Christine (Tina) Taitano DeLisle is a CHamoru daughter of Guåhan (Guam) residing on the Dakota homelands of Minneapolis. She is an Associate Professor in the Department of American Indian Studies at the University of Minnesota. DeLisle’s research commitments are on researching Native Pacific Islander histories, especially women’s stories, public history and rewriting histories of the island of Guåhan from a CHamoru perspective.
DeLisle is the author of the book Placental Politics: Chamoru Women, White Womanhood, and Indigeneity Under U.S. Colonialism in Guam (2020), a history of CHamoru nurse-midwives and teachers and how their work of inafa’maolek (of “making good”) was enmeshed in the work of white American navy wives (for more, see: https://cla.umn.edu/ais/news-events/story/indigeneity-placental-politics-guam). The book draws on this early twentieth century history of CHamoru women’s resistance against colonial efforts to stamp out inafa’maolek knowledge (like the precautionary practice of placenta burial) to articulate an Indigenous feminist “placental politics” of CHamoru women protecting people and land and feminist assertions of CHamoru sovereignty against US colonial and military patriarchy. For DeLisle, this Native-inspired theory and practice of placental politics of the past has important implications for a new round of militarization in Guåhan and Indigenous and allyship activism of women, LGBTQ+ and youth against lands, waters, and the sacred. You can learn about some of the ways Chamoru women held onto traditional Indigenous practices, beliefs and rituals around childbirthing and pregnancy in this context of US military presence and aggression in Guam here: https://www.youtube.com/watch?v=iihbnLUCf5M
DeLisle is the granddaughter of Juan Guerrero Taitano (Familian Liberatu/Kabesa) and Maria Castro San Nicolas Taitano (Familian Nungi-Assan) and the daughter of Arthur James and Maria Taitano DeLisle. She was born and raised in Guåhan (Yigu) and she and her husband, Vince Diaz, have three daughters: Nicole, Gabriela, and Eva, and a granddaughter, Maria-Sol. She is currently involved in canoe revitalization and water stewardship projects between Indigenous Micronesians of Mni Sota Makoce and Dakota communities of the Upper and Lower Sioux.
Delisle has served for many years on the council of the Native American and Indigenous Studies Association and is a member of the Guåhan-based women’s organization, I Hagan Famalåo’an Guåhan. She is an inspiring Indigenous feminist scholar and her work is a critically important reflection on the limits and possibilities for Indigenous history and studies especially in light of the context of US imperialism and the Pacific.
Select Recent Publications
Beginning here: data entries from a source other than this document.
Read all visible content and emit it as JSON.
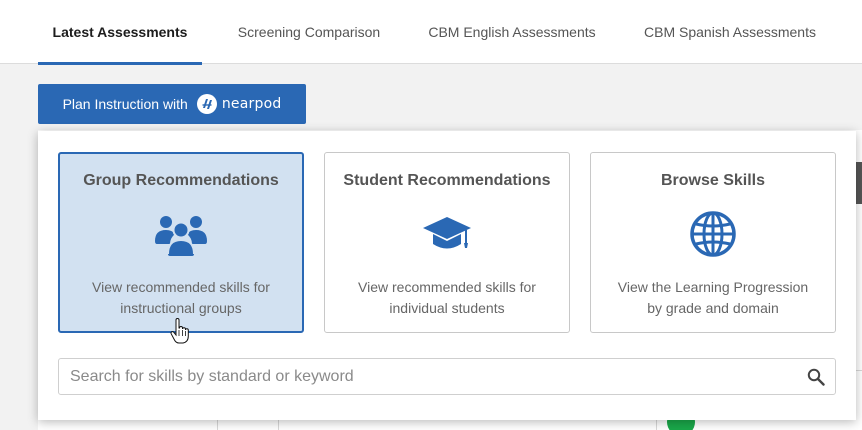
{
  "tabs": [
    {
      "label": "Latest Assessments",
      "active": true
    },
    {
      "label": "Screening Comparison",
      "active": false
    },
    {
      "label": "CBM English Assessments",
      "active": false
    },
    {
      "label": "CBM Spanish Assessments",
      "active": false
    }
  ],
  "plan_button": {
    "label": "Plan Instruction with",
    "brand": "nearpod"
  },
  "cards": [
    {
      "title": "Group Recommendations",
      "icon": "users-group-icon",
      "desc_line1": "View recommended skills for",
      "desc_line2": "instructional groups",
      "selected": true
    },
    {
      "title": "Student Recommendations",
      "icon": "graduation-cap-icon",
      "desc_line1": "View recommended skills for",
      "desc_line2": "individual students",
      "selected": false
    },
    {
      "title": "Browse Skills",
      "icon": "globe-icon",
      "desc_line1": "View the Learning Progression",
      "desc_line2": "by grade and domain",
      "selected": false
    }
  ],
  "search": {
    "placeholder": "Search for skills by standard or keyword",
    "value": ""
  },
  "colors": {
    "accent": "#2a68b4",
    "selected_bg": "#d2e1f1",
    "status_green": "#1aa84a"
  }
}
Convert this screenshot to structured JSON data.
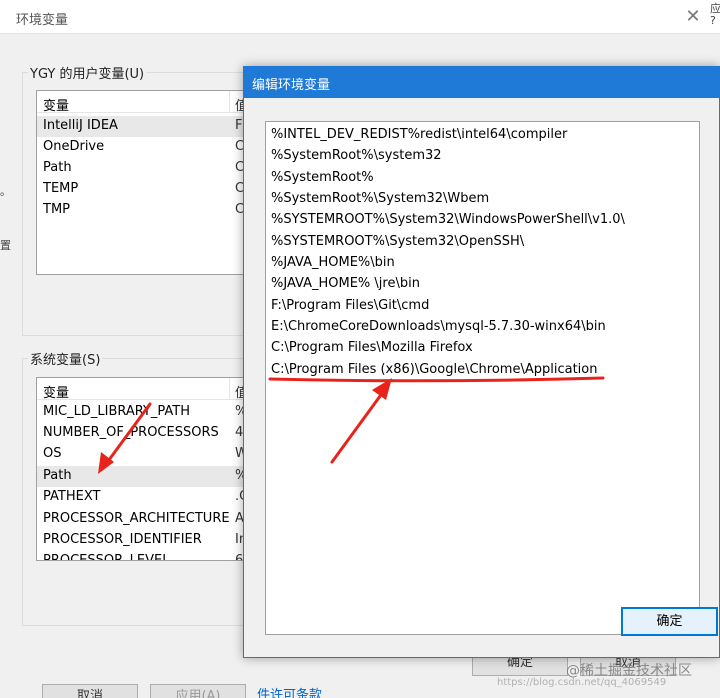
{
  "env_window": {
    "title": "环境变量",
    "close_icon": "close-icon",
    "edge_text_right_1": "应",
    "edge_text_right_2": "?",
    "user_vars": {
      "label": "YGY 的用户变量(U)",
      "col_name": "变量",
      "col_value": "值",
      "rows": [
        {
          "name": "IntelliJ IDEA",
          "value": "F"
        },
        {
          "name": "OneDrive",
          "value": "C"
        },
        {
          "name": "Path",
          "value": "C"
        },
        {
          "name": "TEMP",
          "value": "C"
        },
        {
          "name": "TMP",
          "value": "C"
        }
      ]
    },
    "system_vars": {
      "label": "系统变量(S)",
      "col_name": "变量",
      "col_value": "值",
      "rows": [
        {
          "name": "MIC_LD_LIBRARY_PATH",
          "value": "%"
        },
        {
          "name": "NUMBER_OF_PROCESSORS",
          "value": "4"
        },
        {
          "name": "OS",
          "value": "W"
        },
        {
          "name": "Path",
          "value": "%"
        },
        {
          "name": "PATHEXT",
          "value": ".C"
        },
        {
          "name": "PROCESSOR_ARCHITECTURE",
          "value": "A"
        },
        {
          "name": "PROCESSOR_IDENTIFIER",
          "value": "In"
        },
        {
          "name": "PROCESSOR_LEVEL",
          "value": "6"
        }
      ]
    },
    "buttons": {
      "ok": "确定",
      "cancel": "取消",
      "bottom_cancel": "取消",
      "bottom_apply": "应用(A)"
    },
    "link_fragment": "件许可条款",
    "left_fragments": [
      "。",
      "置"
    ]
  },
  "edit_dialog": {
    "title": "编辑环境变量",
    "paths": [
      "%INTEL_DEV_REDIST%redist\\intel64\\compiler",
      "%SystemRoot%\\system32",
      "%SystemRoot%",
      "%SystemRoot%\\System32\\Wbem",
      "%SYSTEMROOT%\\System32\\WindowsPowerShell\\v1.0\\",
      "%SYSTEMROOT%\\System32\\OpenSSH\\",
      "%JAVA_HOME%\\bin",
      "%JAVA_HOME% \\jre\\bin",
      "F:\\Program Files\\Git\\cmd",
      "E:\\ChromeCoreDownloads\\mysql-5.7.30-winx64\\bin",
      "C:\\Program Files\\Mozilla Firefox",
      "C:\\Program Files (x86)\\Google\\Chrome\\Application"
    ],
    "ok_label": "确定"
  },
  "annotations": {
    "arrow_color": "#e8231c",
    "watermark": "@稀土掘金技术社区",
    "watermark_url": "https://blog.csdn.net/qq_4069549"
  },
  "colors": {
    "title_bar_blue": "#1e7ad6",
    "ok_border": "#0078d7",
    "window_bg": "#f0f0f0"
  }
}
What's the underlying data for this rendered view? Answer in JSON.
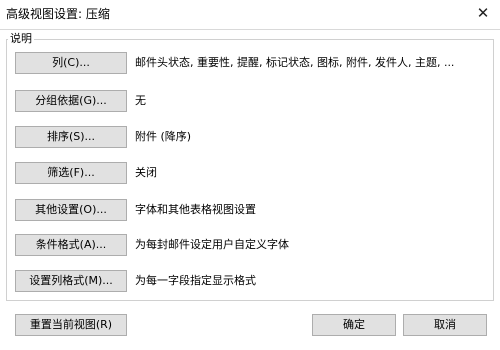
{
  "window": {
    "title": "高级视图设置: 压缩",
    "close_glyph": "✕"
  },
  "group": {
    "label": "说明"
  },
  "rows": [
    {
      "button": "列(C)...",
      "value": "邮件头状态, 重要性, 提醒, 标记状态, 图标, 附件, 发件人, 主题, ..."
    },
    {
      "button": "分组依据(G)...",
      "value": "无"
    },
    {
      "button": "排序(S)...",
      "value": "附件 (降序)"
    },
    {
      "button": "筛选(F)...",
      "value": "关闭"
    },
    {
      "button": "其他设置(O)...",
      "value": "字体和其他表格视图设置"
    },
    {
      "button": "条件格式(A)...",
      "value": "为每封邮件设定用户自定义字体"
    },
    {
      "button": "设置列格式(M)...",
      "value": "为每一字段指定显示格式"
    }
  ],
  "footer": {
    "reset_label": "重置当前视图(R)",
    "ok_label": "确定",
    "cancel_label": "取消"
  }
}
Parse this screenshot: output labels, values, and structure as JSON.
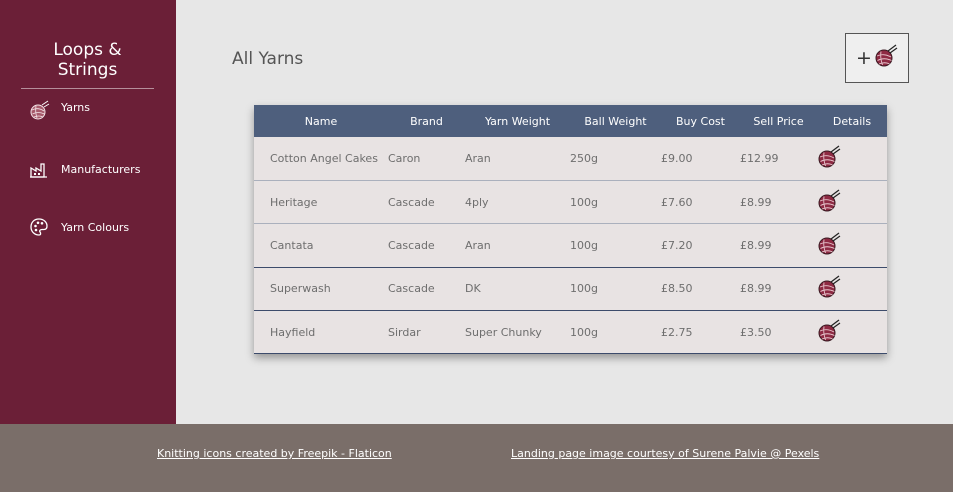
{
  "brand": "Loops & Strings",
  "nav": [
    {
      "label": "Yarns",
      "icon": "yarn-ball-icon"
    },
    {
      "label": "Manufacturers",
      "icon": "factory-icon"
    },
    {
      "label": "Yarn Colours",
      "icon": "palette-icon"
    }
  ],
  "page_title": "All Yarns",
  "add_button": {
    "plus": "+",
    "icon": "yarn-ball-icon"
  },
  "table": {
    "headers": [
      "Name",
      "Brand",
      "Yarn Weight",
      "Ball Weight",
      "Buy Cost",
      "Sell Price",
      "Details"
    ],
    "rows": [
      [
        "Cotton Angel Cakes",
        "Caron",
        "Aran",
        "250g",
        "£9.00",
        "£12.99"
      ],
      [
        "Heritage",
        "Cascade",
        "4ply",
        "100g",
        "£7.60",
        "£8.99"
      ],
      [
        "Cantata",
        "Cascade",
        "Aran",
        "100g",
        "£7.20",
        "£8.99"
      ],
      [
        "Superwash",
        "Cascade",
        "DK",
        "100g",
        "£8.50",
        "£8.99"
      ],
      [
        "Hayfield",
        "Sirdar",
        "Super Chunky",
        "100g",
        "£2.75",
        "£3.50"
      ]
    ]
  },
  "footer": {
    "credit_icons": "Knitting icons created by Freepik - Flaticon",
    "credit_image": "Landing page image courtesy of Surene Palvie @ Pexels"
  },
  "colors": {
    "sidebar": "#6b1f37",
    "table_header": "#4e5f7d",
    "footer": "#7a6e69",
    "yarn_ball": "#8e2a43"
  }
}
Delisle, Christine Taitano, “Destination Chamorro Culture: Notes on Relignment, Rebranding, and Post-9/11 Militourism in Guam, American Quarterly, 68:3 (2016) 563-572.
Delisle, Christine Taitano and Moberg, Laurie and, “Environmental Stewardship, Place and Community: A Reading List,” Open Rivers: Rethinking Water, Place and Community 17 (Fall 2020): https://editions.lib.umn.edu/openrivers/article/environment-place-community-reading-list/
DeLisle, Christine Taitano. “‘Guamanian-Chamorro by Birth but American Patriotic by Choice’: Subjectivity and Performance in the Life of Agueda Iglesias Johnston.” Amerasia Journal 37, no. 3 (2011): 61–75.